David Olusoga is a British-Nigerian historian, BAFTA-winning broadcaster and film-maker. Born in Lagos, Nigeria, David and his mother migrated to the UK when he was five years old. He studied at the University of Liverpool and is currently Professor of Public History at the University of Manchester.
‘One of the UK’s foremost historians’, David’s books and television programmes have explored the themes of empire, military-history, race, slavery, and contemporary culture in the UK and USA.
His most recent TV series include Black and British: A Forgotten History (BBC 2), The World’s War (BBC 2), A House Through Time (BBC 2) and the BAFTA winning Britain’s Forgotten Slave Owners (BBC 2). He is also one of the three presenters on the BBC’s landmark Arts series Civilisations alongside Mary Beard and Simon Schama.
David is also the author of Black & British: A Forgotten History, which tells the rich and revealing story of the long relationship between the British Isles and the people of Africa and the Caribbean. The book was awarded both the Longman-History Today Trustees Award and the PEN Hessell-Tiltman Prize. His other books include The World’s War, which won First World War Book of the Year in 2015, The Kaiser’s Holocaust: Germany’s Forgotten Genocide and the Colonial Roots of Nazism and Civilizations: Encounters and the Cult of Progress. He was also a contributor to the Oxford Companion to Black British History.

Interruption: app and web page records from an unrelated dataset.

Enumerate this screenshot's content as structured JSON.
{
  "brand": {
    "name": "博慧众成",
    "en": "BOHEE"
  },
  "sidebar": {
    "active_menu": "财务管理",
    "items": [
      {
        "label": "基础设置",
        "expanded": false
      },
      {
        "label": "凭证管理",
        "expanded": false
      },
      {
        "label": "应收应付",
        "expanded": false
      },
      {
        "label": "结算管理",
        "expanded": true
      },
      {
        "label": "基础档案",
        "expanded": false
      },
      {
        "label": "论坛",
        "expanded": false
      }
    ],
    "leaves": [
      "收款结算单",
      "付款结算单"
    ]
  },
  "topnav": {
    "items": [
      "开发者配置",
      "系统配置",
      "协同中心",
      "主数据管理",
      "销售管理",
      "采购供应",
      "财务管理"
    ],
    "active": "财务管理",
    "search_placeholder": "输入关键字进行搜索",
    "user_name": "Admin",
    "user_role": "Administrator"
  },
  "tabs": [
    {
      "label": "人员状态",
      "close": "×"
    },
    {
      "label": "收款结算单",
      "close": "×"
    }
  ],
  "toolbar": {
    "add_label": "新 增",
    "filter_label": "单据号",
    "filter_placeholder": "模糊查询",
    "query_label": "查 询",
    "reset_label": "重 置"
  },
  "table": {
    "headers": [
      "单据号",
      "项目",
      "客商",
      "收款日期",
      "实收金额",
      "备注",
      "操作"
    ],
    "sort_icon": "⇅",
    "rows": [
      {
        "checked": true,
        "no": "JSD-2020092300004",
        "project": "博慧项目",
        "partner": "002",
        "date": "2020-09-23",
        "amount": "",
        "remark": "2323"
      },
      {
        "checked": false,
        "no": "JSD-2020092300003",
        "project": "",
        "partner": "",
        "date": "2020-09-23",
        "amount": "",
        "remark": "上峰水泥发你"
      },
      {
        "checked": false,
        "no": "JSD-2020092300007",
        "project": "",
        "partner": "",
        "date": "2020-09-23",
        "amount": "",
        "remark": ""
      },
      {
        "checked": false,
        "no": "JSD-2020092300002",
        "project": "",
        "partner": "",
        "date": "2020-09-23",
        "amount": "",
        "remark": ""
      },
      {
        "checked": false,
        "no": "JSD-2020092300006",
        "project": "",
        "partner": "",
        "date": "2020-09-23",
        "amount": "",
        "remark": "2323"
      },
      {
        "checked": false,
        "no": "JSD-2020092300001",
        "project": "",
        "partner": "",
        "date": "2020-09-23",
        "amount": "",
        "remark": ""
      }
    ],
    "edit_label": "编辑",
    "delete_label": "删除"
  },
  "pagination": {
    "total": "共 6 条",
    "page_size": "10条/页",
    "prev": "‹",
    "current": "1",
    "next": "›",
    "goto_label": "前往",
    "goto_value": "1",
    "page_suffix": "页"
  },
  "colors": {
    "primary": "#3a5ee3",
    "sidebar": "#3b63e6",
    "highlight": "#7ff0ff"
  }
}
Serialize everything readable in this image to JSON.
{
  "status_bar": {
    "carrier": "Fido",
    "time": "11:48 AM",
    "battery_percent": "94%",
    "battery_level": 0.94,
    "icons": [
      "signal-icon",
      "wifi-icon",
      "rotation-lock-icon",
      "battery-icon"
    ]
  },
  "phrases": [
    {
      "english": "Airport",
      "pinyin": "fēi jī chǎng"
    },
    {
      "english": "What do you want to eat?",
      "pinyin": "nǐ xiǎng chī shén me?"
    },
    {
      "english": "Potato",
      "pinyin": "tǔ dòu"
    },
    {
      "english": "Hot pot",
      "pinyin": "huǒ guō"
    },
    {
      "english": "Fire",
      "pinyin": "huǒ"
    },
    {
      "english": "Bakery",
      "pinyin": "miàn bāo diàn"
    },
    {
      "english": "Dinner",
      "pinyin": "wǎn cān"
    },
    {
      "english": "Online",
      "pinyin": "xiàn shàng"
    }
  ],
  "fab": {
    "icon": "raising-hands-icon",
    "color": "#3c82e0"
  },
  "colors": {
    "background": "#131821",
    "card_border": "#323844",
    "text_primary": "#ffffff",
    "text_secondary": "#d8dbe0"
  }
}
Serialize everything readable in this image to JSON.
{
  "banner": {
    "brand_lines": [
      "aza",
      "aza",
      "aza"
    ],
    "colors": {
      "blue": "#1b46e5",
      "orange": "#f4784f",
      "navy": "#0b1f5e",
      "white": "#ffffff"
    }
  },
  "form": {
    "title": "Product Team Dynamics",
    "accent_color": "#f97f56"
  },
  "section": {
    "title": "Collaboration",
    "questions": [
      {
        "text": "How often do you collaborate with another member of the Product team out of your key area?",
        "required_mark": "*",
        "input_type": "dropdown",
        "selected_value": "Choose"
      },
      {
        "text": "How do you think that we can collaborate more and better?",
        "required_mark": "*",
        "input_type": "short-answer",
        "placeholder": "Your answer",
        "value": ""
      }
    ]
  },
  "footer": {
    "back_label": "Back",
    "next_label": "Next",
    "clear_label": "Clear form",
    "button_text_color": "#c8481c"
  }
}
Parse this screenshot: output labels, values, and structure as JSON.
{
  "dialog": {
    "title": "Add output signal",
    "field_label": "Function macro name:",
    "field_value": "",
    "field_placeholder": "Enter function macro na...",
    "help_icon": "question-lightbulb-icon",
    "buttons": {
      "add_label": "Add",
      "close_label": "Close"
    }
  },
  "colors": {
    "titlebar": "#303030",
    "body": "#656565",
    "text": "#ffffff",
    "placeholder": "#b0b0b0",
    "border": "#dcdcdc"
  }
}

David writes for The Guardian and is a columnist for The Observer and BBC History Magazine. He was awarded an OBE in the New Year Honours 2019 for his services to history and community integration.